The warm night is scented with native frangipani flowers that reaches me on the breeze that bustles the dry leaves over stones and brick. They sometimes have a spooky rhythm sounding like legged creatures approaching. I don’t let my imagination quicken my heartbeat.

Thunder is only lazily grumbling as if the sky has just woken up. Half-hearted flickers of lightning like a wet match trying to catch. The first heavy slow drops of rain dolloping themselves on dry leaves like a half-asleep child fingerpainting. A spot over here…and a spot over there…

It’s like the whole storm just can’t really be bothered to pull itself together and crack on with it. But it will.

Magpie, raising sky

“According to the Mandalbingu people, a long time ago the sky was very close to the Earth and it was dark. Everyone had to crawl about the earth in darkness. The intelligent magpies decided that if they worked together they could raise the sky upwards to create more room for all. They did this by lifting the sky upwards by using long sticks. As they pushed the sky even higher it suddenly split open to usher in the first sunrise The blanket of darkness broke up into fragments and drifted away as clouds. The magpies burst into song and from that time onwards they have greeted the sunrise with their warbling song.”

(Ragbir Bhathal, Aboriginal Astronomy)

This story has not strayed far from my thoughts for days.

Since reading the Mandalbingu story,  I have been thinking back to farm life and the magpies I observed doing something that seemed pretty remarkable to me. For years up there on the hill, I observed a group of magpies regularly gathering on my lawn, arranged in a circle staring at each other for a long time, with the occasional warble.

It was a thrilling thing to watch because, in no other way can you describe it as some sort of intentional mapgie conference.

A collaboration?

A conversation amongst elders?

Swapping songs?
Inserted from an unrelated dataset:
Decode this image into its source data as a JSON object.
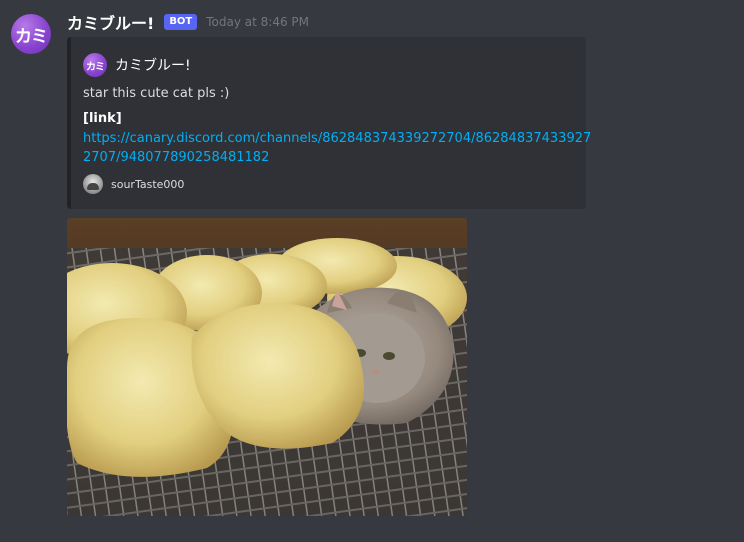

Sharing?

Or, as I now understand it,  raising the sky:

Sometimes a Wild God by Tom Hirons

Sometimes a piece of writing rustles and stirs the dry leaves that fall too quickly on the pathways of our bustling lives.  Like an inexplicable breath of floral-perfumed warm wind, in the harsh bite of a winters day. Rewilding you from inside.

This is how it felt reading Sometimes a Wild God by Tom Hirons. You can read Tom’s poem here on his blog, but before you click…

…know that you will remember when and where you were when you first read this. You will learn that words conjured together even when read in the cold clinical light of a computer screen, can take you to a campfire in the wilderness where you huddle alone, reading words with only the flickering firelight and lamplight of the moon, with only the winking trail of the Milky Way as company.

Rewilding from the inside…. The blood red flower is the beautiful scarlet bloom of Australian native ‘Running Postman’ Kennedia prostrata.

Receiving the book was even more startling. It’s an odd thing to open a modern envelope, delivered by planes and wheels and inside find something that almost makes you think you can hear an ancient chant or drumbeat. A beautiful, tactile and totem-like book that feels like it was written and posted from deep in the wild forest.  Together on the page with the incredible art of Rima Staines which is itself another soul-trembling delight,  in this beautiful small book there is that alchemy of word and art in an ancient dance on paper.

The book is small and beautiful. I feels like something to be carried in a favourite coat pocket, a touchstone for breathing in the woods, feeling the old paths, when the yearning strikes. A thing to read to someone, or share because the length and format is perfect for doing just that.

I purchased a second copy, to be released into the wild. When the time and place is right to leave it there, a stranger will find it, just there on a bench or table or shelf. The note inside will ask for it not to be kept, and for it to be read, purchased if the reader has the means to, and most importantly, for the wild copy to be passed on to awaken someone else.